Sixth day, Guayabal, municipality of Uribia (La Guajira, Colombia)
We all woke up at dawn, having slept outdoors. Each of us heard a lot of weird noises during the night. Those who are not accustomed to sleeping in hammocks have spent the night a little more restless than the others, but in the end everything went very well.
While Maira and some people in the community prepare breakfast, we will see the CDC. There’s a tremendous wind blowing and the air is very dry. It’s 6 in the morning and many are already working in the field. Here, I just wish to include some photos that say as much as any word on the achievements of the Early Warning Early Action project in the very difficult context of La Guajira. Water, despite FAO’s support, remains the biggest problem in the area of upper La Guajira.
The nursery with forestry and horticultural varieties is established with a 1.1-m high germinator so that people do not have to duck. It is built with material from the area. The soil is a mixture of small ruminant manure, the quality of which allows for phased planting for continued production. With many of the seeds, they can reproduce what they call vegetative material, such as cabbage. Some of the Creole seeds, which are not of improved variety so there is no degeneration of the second plant, can be saved to form a small seed bank.

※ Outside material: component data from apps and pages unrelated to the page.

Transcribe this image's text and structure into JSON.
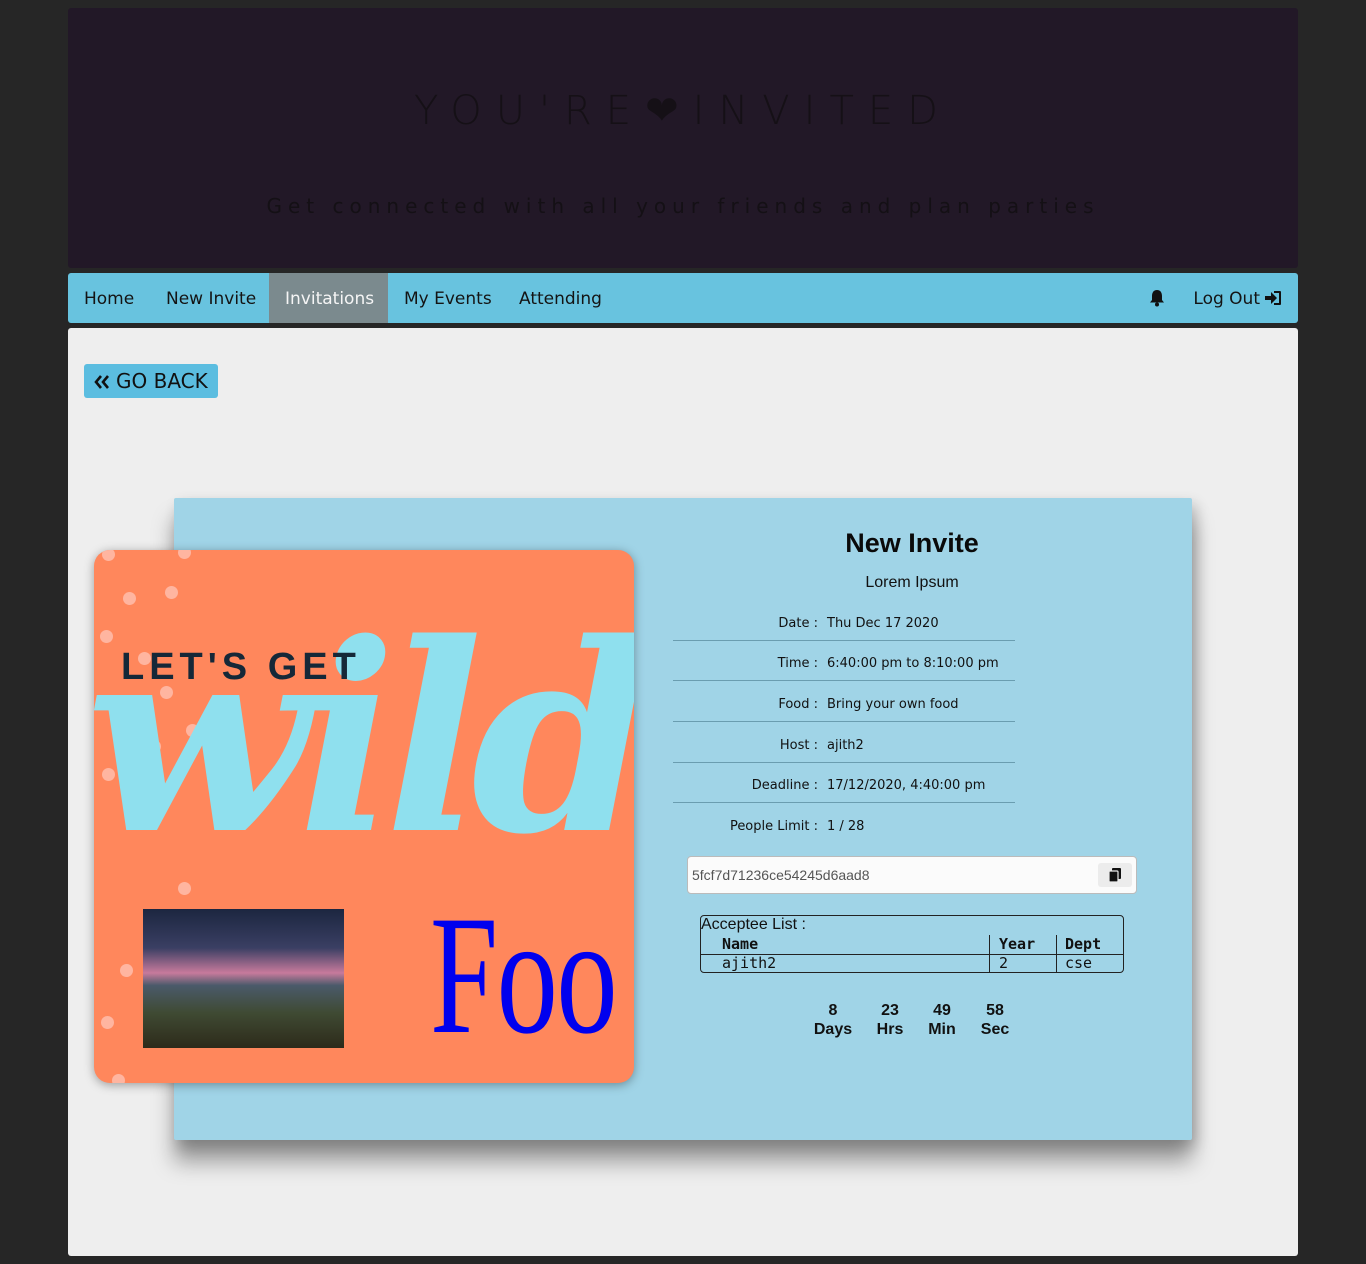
{
  "header": {
    "title": "YOU'RE❤INVITED",
    "subtitle": "Get connected with all your friends and plan parties"
  },
  "nav": {
    "items": [
      {
        "label": "Home"
      },
      {
        "label": "New Invite"
      },
      {
        "label": "Invitations",
        "active": true
      },
      {
        "label": "My Events"
      },
      {
        "label": "Attending"
      }
    ],
    "notification_icon": "bell-icon",
    "logout_label": "Log Out",
    "logout_icon": "sign-in-icon"
  },
  "back_button": {
    "label": "GO BACK",
    "icon": "double-chevron-left-icon"
  },
  "invite": {
    "poster": {
      "headline": "LET'S GET",
      "script_word": "wild",
      "caption": "Foo"
    },
    "title": "New Invite",
    "description": "Lorem Ipsum",
    "details": [
      {
        "label": "Date :",
        "value": "Thu Dec 17 2020"
      },
      {
        "label": "Time :",
        "value": "6:40:00 pm to 8:10:00 pm"
      },
      {
        "label": "Food :",
        "value": "Bring your own food"
      },
      {
        "label": "Host :",
        "value": "ajith2"
      },
      {
        "label": "Deadline :",
        "value": "17/12/2020, 4:40:00 pm"
      },
      {
        "label": "People Limit :",
        "value": "1 / 28"
      }
    ],
    "invite_code": "5fcf7d71236ce54245d6aad8",
    "copy_icon": "clipboard-icon",
    "acceptee": {
      "caption": "Acceptee List :",
      "columns": [
        "Name",
        "Year",
        "Dept"
      ],
      "rows": [
        [
          "ajith2",
          "2",
          "cse"
        ]
      ]
    },
    "countdown": [
      {
        "value": "8",
        "unit": "Days"
      },
      {
        "value": "23",
        "unit": "Hrs"
      },
      {
        "value": "49",
        "unit": "Min"
      },
      {
        "value": "58",
        "unit": "Sec"
      }
    ]
  },
  "colors": {
    "hero_bg": "#221827",
    "nav_bg": "#68c3df",
    "nav_active": "#7b8a8e",
    "panel_bg": "#a0d4e7",
    "poster_bg": "#ff875c",
    "poster_script": "#8fe0ee",
    "poster_caption": "#0000ee"
  }
}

At first, they did not believe in the results and did not want to make holes because they did not understand the usefulness. But with the trainings they understood all the advantages of the nursery system, transplanting the germinated seeds in the CDC field, the importance of the drip irrigation system, etc. Tomás, while checking on the production, explains that the beneficiaries in the community have improved, with their own knowledge, many of the techniques they learned, such as for example the varieties that have sown to protect against the wind. They also recycle rubber from car tires to create ropes that serve as tutors or fencing.

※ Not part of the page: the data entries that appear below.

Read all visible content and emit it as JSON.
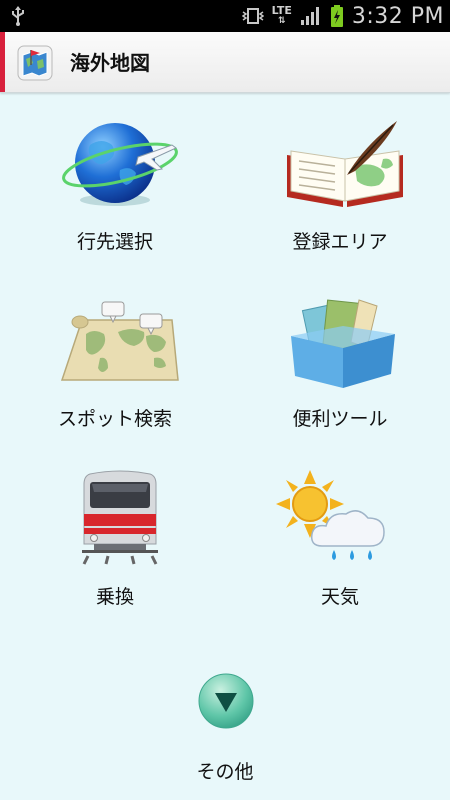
{
  "status_bar": {
    "time": "3:32 PM",
    "network": "LTE"
  },
  "app_bar": {
    "title": "海外地図"
  },
  "menu": {
    "items": [
      {
        "label": "行先選択"
      },
      {
        "label": "登録エリア"
      },
      {
        "label": "スポット検索"
      },
      {
        "label": "便利ツール"
      },
      {
        "label": "乗換"
      },
      {
        "label": "天気"
      }
    ],
    "more_label": "その他"
  },
  "colors": {
    "background": "#e8f8fa",
    "accent": "#d8203c",
    "more_button": "#5fc6a8"
  }
}
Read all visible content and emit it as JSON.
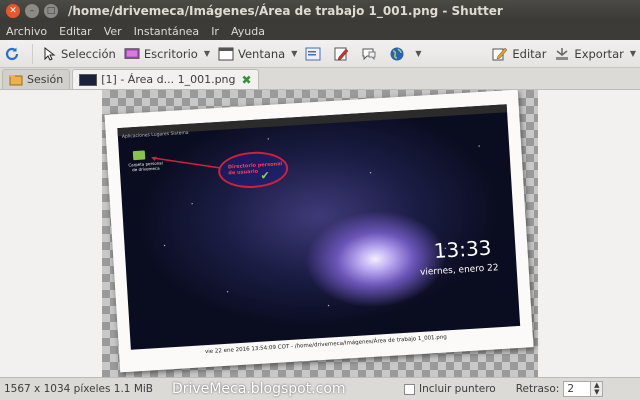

It is 7.30 in the morning, the heat begins to be very strong, we finish our tour of the CDC to go to breakfast and try all the delicious things prepared by Maira and the community. Eggplants, tomatoes and cabbage are from CDC production thanks to the work of the community with the support of FAO. I want to end these last days in the Guayabal community with the words of Fidelia Pana. Fidelia is a 61-year-old woman and teacher. She has always lived here in Guayabal and will continue to stay, especially after FAO’s arrival. She has an incredible calm strength.
“One of my daughters has returned, she had moved to Venezuela a few years ago, but with the crisis she returned to the community with her two children. She walked along the border, at first it was difficult because she had nothing, but of course my whole family provided support. And now she’s working with us at the CDC.” She tells me that thanks to FAO, she learned how to sow, to transplant and how to produce organic fertilizer from small ruminant manure. There is no rain here. Complete drought. The drip irrigation system helped to improve a lot. But water is still a major problem.
They have already harvested cabbage, eggplant, chili pepper, in just two months. Fidelia is very happy with the community’s work that has contributed to fostering social cohesion between returnees and the community. They are now able to provide basic veterinary care to animals, thanks to everything they learned from the FAO veterinarian. Also, the feed they were given has helped to improve animals’ body conditions. “We thank FAO, but I’d like FAO to stay with the community because there are still many things to do.” It is us, the visitors, who have to thank them for everything we’ve learned, for their value, for their solidarity and for the humanity.
Source : Fao